Reading the Itinerary
After selecting the flights there will be a summary of the itinerary. This includes detailed information on the airline, flight numbers, aircraft type, and the booking class.
Below the itinerary is a blue box with a breakdown of the fare, including the base fare and any associated taxes and fees. This can be helpful to estimate the fees for the same itinerary when booked as an award ticket, or to calculate the number of frequent flyer miles you’ll earn on the base fare. There are also some tricks, like fuel dumping, that rely on this information.
Notice that this itinerary is actually a mix of four different fares. You can still buy them together on a single ticket. Sometimes mixing fares is cheaper, and sometimes one fare that covers the entire journey is cheaper. It’s difficult to predict.
The bigger issue is that there are three airlines in this itinerary, and airline websites like to promote their own fares. Travel agents (online and in person) sometimes do a better job helping you book tickets that have flights operated by several different carriers.
Use Flexible Dates for Lower Fares
It’s possible that I could book a lower fare if I removed some of the advanced routing language. Forcing my connections in certain cities eliminated some options. Another good way to find cheap fares is to be very flexible with dates. How flexible? You can tell ITA Matrix to search an entire month at once. Just choose the earliest possible departure and how long you want to be away. Enter a range of dates if you’re not sure. For a week-long trip you might search 5-6 nights. For a weekend you might search 2-3 nights.
I’ll try a new search, this time being more flexible with my itinerary and dates.
Search results for flexible dates begin with a calendar view. The cheapest fares are in orange. Hover over the departure date to see how prices change with the length of stay. After making a choice, you’ll see more detailed information about each flight as in the first example.

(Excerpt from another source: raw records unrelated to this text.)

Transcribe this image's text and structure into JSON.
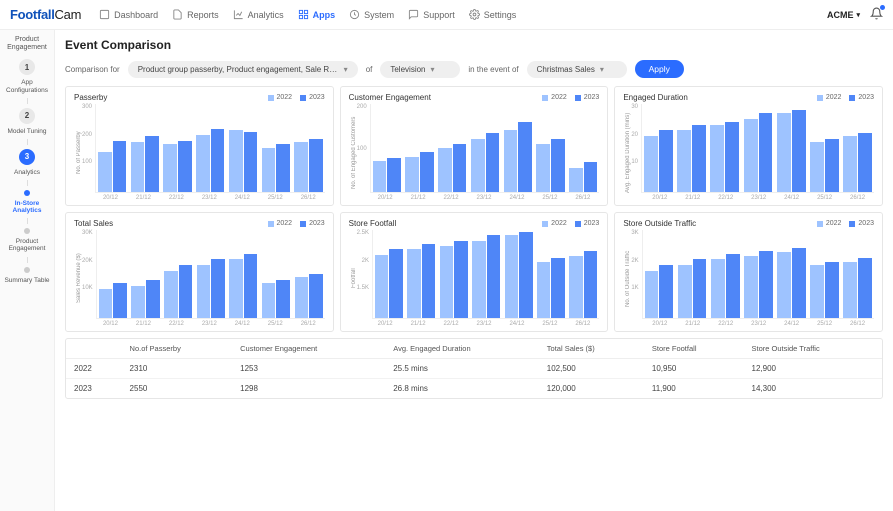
{
  "brand": {
    "a": "Footfall",
    "b": "Cam"
  },
  "nav": {
    "items": [
      {
        "label": "Dashboard"
      },
      {
        "label": "Reports"
      },
      {
        "label": "Analytics"
      },
      {
        "label": "Apps"
      },
      {
        "label": "System"
      },
      {
        "label": "Support"
      },
      {
        "label": "Settings"
      }
    ],
    "active": 3,
    "account": "ACME"
  },
  "sidebar": {
    "header": "Product Engagement",
    "steps": [
      {
        "num": "1",
        "label": "App Configurations"
      },
      {
        "num": "2",
        "label": "Model Tuning"
      },
      {
        "num": "3",
        "label": "Analytics"
      }
    ],
    "sub": [
      {
        "label": "In-Store Analytics",
        "active": true
      },
      {
        "label": "Product Engagement",
        "active": false
      },
      {
        "label": "Summary Table",
        "active": false
      }
    ]
  },
  "page": {
    "title": "Event Comparison"
  },
  "filter": {
    "prefix": "Comparison for",
    "metrics": "Product group passerby, Product engagement, Sale Revenue...",
    "of": "of",
    "category": "Television",
    "in": "in the event of",
    "event": "Christmas Sales",
    "apply": "Apply"
  },
  "legend": {
    "a": "2022",
    "b": "2023"
  },
  "xcats": [
    "20/12",
    "21/12",
    "22/12",
    "23/12",
    "24/12",
    "25/12",
    "26/12"
  ],
  "chart_data": [
    {
      "type": "bar",
      "title": "Passerby",
      "ylabel": "No. of Passerby",
      "ylim": [
        0,
        300
      ],
      "yticks": [
        "300",
        "200",
        "100"
      ],
      "categories": [
        "20/12",
        "21/12",
        "22/12",
        "23/12",
        "24/12",
        "25/12",
        "26/12"
      ],
      "series": [
        {
          "name": "2022",
          "values": [
            135,
            170,
            165,
            195,
            210,
            150,
            170
          ]
        },
        {
          "name": "2023",
          "values": [
            175,
            190,
            175,
            215,
            203,
            165,
            180
          ]
        }
      ]
    },
    {
      "type": "bar",
      "title": "Customer Engagement",
      "ylabel": "No. of Engaged Customers",
      "ylim": [
        0,
        200
      ],
      "yticks": [
        "200",
        "100"
      ],
      "categories": [
        "20/12",
        "21/12",
        "22/12",
        "23/12",
        "24/12",
        "25/12",
        "26/12"
      ],
      "series": [
        {
          "name": "2022",
          "values": [
            70,
            80,
            100,
            120,
            140,
            110,
            55
          ]
        },
        {
          "name": "2023",
          "values": [
            78,
            90,
            110,
            135,
            160,
            120,
            68
          ]
        }
      ]
    },
    {
      "type": "bar",
      "title": "Engaged Duration",
      "ylabel": "Avg. Engaged Duration (mins)",
      "ylim": [
        0,
        30
      ],
      "yticks": [
        "30",
        "20",
        "10"
      ],
      "categories": [
        "20/12",
        "21/12",
        "22/12",
        "23/12",
        "24/12",
        "25/12",
        "26/12"
      ],
      "series": [
        {
          "name": "2022",
          "values": [
            19,
            21,
            23,
            25,
            27,
            17,
            19
          ]
        },
        {
          "name": "2023",
          "values": [
            21,
            23,
            24,
            27,
            28,
            18,
            20
          ]
        }
      ]
    },
    {
      "type": "bar",
      "title": "Total Sales",
      "ylabel": "Sales Revenue ($)",
      "ylim": [
        0,
        30000
      ],
      "yticks": [
        "30K",
        "20K",
        "10K"
      ],
      "categories": [
        "20/12",
        "21/12",
        "22/12",
        "23/12",
        "24/12",
        "25/12",
        "26/12"
      ],
      "series": [
        {
          "name": "2022",
          "values": [
            10000,
            11000,
            16000,
            18000,
            20000,
            12000,
            14000
          ]
        },
        {
          "name": "2023",
          "values": [
            12000,
            13000,
            18000,
            20000,
            22000,
            13000,
            15000
          ]
        }
      ]
    },
    {
      "type": "bar",
      "title": "Store Footfall",
      "ylabel": "Footfall",
      "ylim": [
        0,
        2500
      ],
      "yticks": [
        "2.5K",
        "2K",
        "1.5K"
      ],
      "categories": [
        "20/12",
        "21/12",
        "22/12",
        "23/12",
        "24/12",
        "25/12",
        "26/12"
      ],
      "series": [
        {
          "name": "2022",
          "values": [
            1800,
            1950,
            2050,
            2200,
            2350,
            1600,
            1750
          ]
        },
        {
          "name": "2023",
          "values": [
            1950,
            2100,
            2200,
            2350,
            2450,
            1700,
            1900
          ]
        }
      ]
    },
    {
      "type": "bar",
      "title": "Store Outside Traffic",
      "ylabel": "No. of Outside Traffic",
      "ylim": [
        0,
        3000
      ],
      "yticks": [
        "3K",
        "2K",
        "1K"
      ],
      "categories": [
        "20/12",
        "21/12",
        "22/12",
        "23/12",
        "24/12",
        "25/12",
        "26/12"
      ],
      "series": [
        {
          "name": "2022",
          "values": [
            1600,
            1800,
            2000,
            2100,
            2250,
            1800,
            1900
          ]
        },
        {
          "name": "2023",
          "values": [
            1800,
            2000,
            2200,
            2300,
            2400,
            1900,
            2050
          ]
        }
      ]
    }
  ],
  "table": {
    "headers": [
      "",
      "No.of Passerby",
      "Customer Engagement",
      "Avg. Engaged Duration",
      "Total Sales ($)",
      "Store Footfall",
      "Store Outside Traffic"
    ],
    "rows": [
      [
        "2022",
        "2310",
        "1253",
        "25.5 mins",
        "102,500",
        "10,950",
        "12,900"
      ],
      [
        "2023",
        "2550",
        "1298",
        "26.8 mins",
        "120,000",
        "11,900",
        "14,300"
      ]
    ]
  }
}
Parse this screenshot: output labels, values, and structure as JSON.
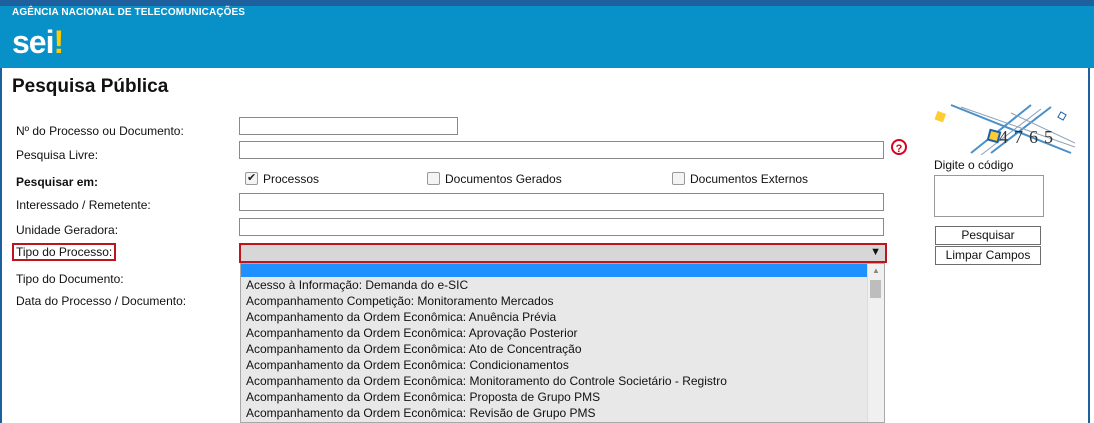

ITA Matrix can’t book tickets, but it is very good at finding the best options. Just know that you should be able to book the same itinerary for the same price on another website. You can try to reconstruct the results by going to the airline’s website directly, use an online travel agency, or by taking a screenshot to share with a human travel agent. Hipmunk is a particularly helpful online travel agency since it can understand some (not all) of ITA’s advanced routing language, enabling you to enter exact flight numbers if other options aren’t working.